During the DT-I event, F-35C Lightning II Joint Strike Fighter (JSF) the F-35 Lightning II Integrated Test Force (ITF) from Air Test and Evaluation Squadron 23 (VX-23) located at Naval Air Station (NAS) Patuxent River in Patuxent River, Maryland, tested the carrier suitability of the aircraft and its integration with carrier air and deck operations in the at-sea environment, achieving 100 percent of the threshold test points.
The aircraft demonstrated exceptional performance throughout its initial sea trails, accelerating the team's progress through the DT-I schedule and enabling them to conduct night operations - a milestone typically achieved during the second at-sea phase of developmental tests, as evidenced by the test schedules of the F/A-18 Hornet and F/A-18 E/F Super Hornet.
"We had such confidence in how the plane is flying that we lowered the weather minimums to what the fleet is actually using, knowing that when I lower my hook and come into the groove I'm going to trap," said Lt. Cmdr. Ted Dyckman, Navy test pilot. "That says a lot for the airplane. So, when it came time for night traps, we said the plane is ready and we launched it. It flew very well behind the ship. Even on the darkest night - pretty much as dark as you can get behind the boat. Two hook-down passes and two traps and that says it all right there. It's unheard of to conduct night ops on the first det."
"The engineers responsible for the aircraft's control laws at Pax (Patuxent) River and Fort Worth have done a phenomenal job designing a carefree aircraft from the pilot's perspective," said Cmdr. Tony Wilson, DT I Team Lead. "The F-35C's performance on the ball was revolutionary, providing carefree handling on approach. The Integrated Direct Lift Control (IDLC) allows ball control like no other aircraft. The control schemes of the F-35C provide a tool for the below average ball flyer to compete for top hook. And, Delta Flight Path is an innovative leap in aircraft flight controls - this command enables the F-35 to capture and maintain a glideslope, greatly reducing pilot workload, increasing safety margins during carrier approaches and reducing touchdown dispersion."

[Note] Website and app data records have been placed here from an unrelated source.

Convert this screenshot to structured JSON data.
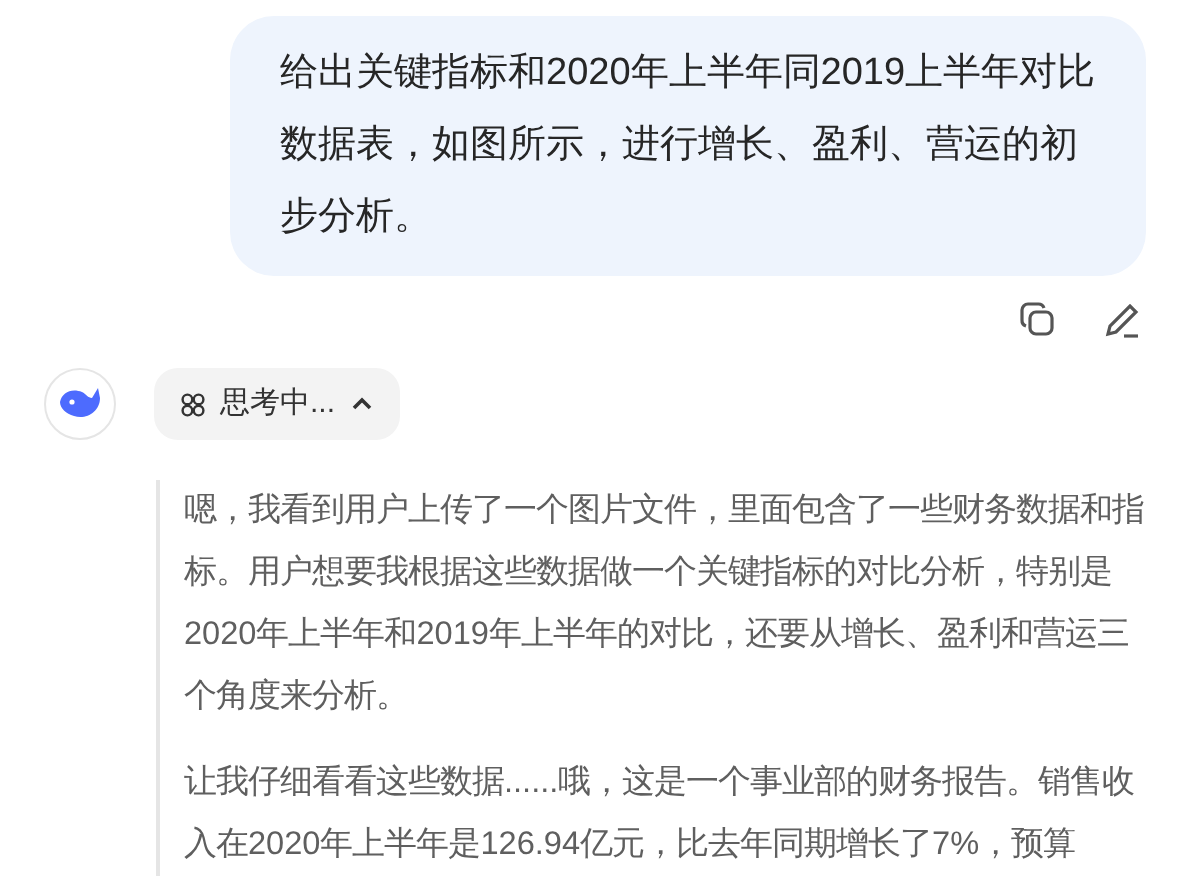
{
  "user_message": {
    "text": "给出关键指标和2020年上半年同2019上半年对比数据表，如图所示，进行增长、盈利、营运的初步分析。"
  },
  "thinking": {
    "label": "思考中...",
    "expanded": true,
    "paragraphs": [
      "嗯，我看到用户上传了一个图片文件，里面包含了一些财务数据和指标。用户想要我根据这些数据做一个关键指标的对比分析，特别是2020年上半年和2019年上半年的对比，还要从增长、盈利和营运三个角度来分析。",
      "让我仔细看看这些数据......哦，这是一个事业部的财务报告。销售收入在2020年上半年是126.94亿元，比去年同期增长了7%，预算"
    ]
  }
}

The cadre of DT-I test pilots logged a total of 39.2 flight hours as they conducted 33 flights featuring 124 catapults, 222 touch-and-go landings, and 124 arrestments. There were zero unintentional hook-down bolters, or missed attempts to catch an arresting wire on the flight deck. (Two hook-down, intentional bolters were conducted as part of the DT-I test plan.)
Successful carrier landings of the F-35C also point to an effective re-design of the once-troubled tailhook. Initial testing shore-based testing pointed toward tailhook design issues and the Atlantic Test Range (ATR) at NAS Patuxent River captured critical measurement data with their precision photogrammetric technology and modeling capabilities. The re-design collaboration between Lockheed Martin and Fokker Technologies of the Netherlands - with insight and participation by Navy airworthiness engineers - has yielded a preponderance of three-wire landings during DT-I and firmly established the success of the redesign.
The goal of DT-I, the first of three at-sea test phases planned for the F-35C, was to collect environmental data through added instrumentation to measure the F-35C's integration to flight deck operations and to further define the F-35C's operating parameters aboard the aircraft carrier. A thorough assessment of how well the F-35C operated in the shipboard environment will advise the Navy of any adjustments necessary to ensure that the fifth-generation fighter is fully capable and ready to deploy to the fleet in 2018.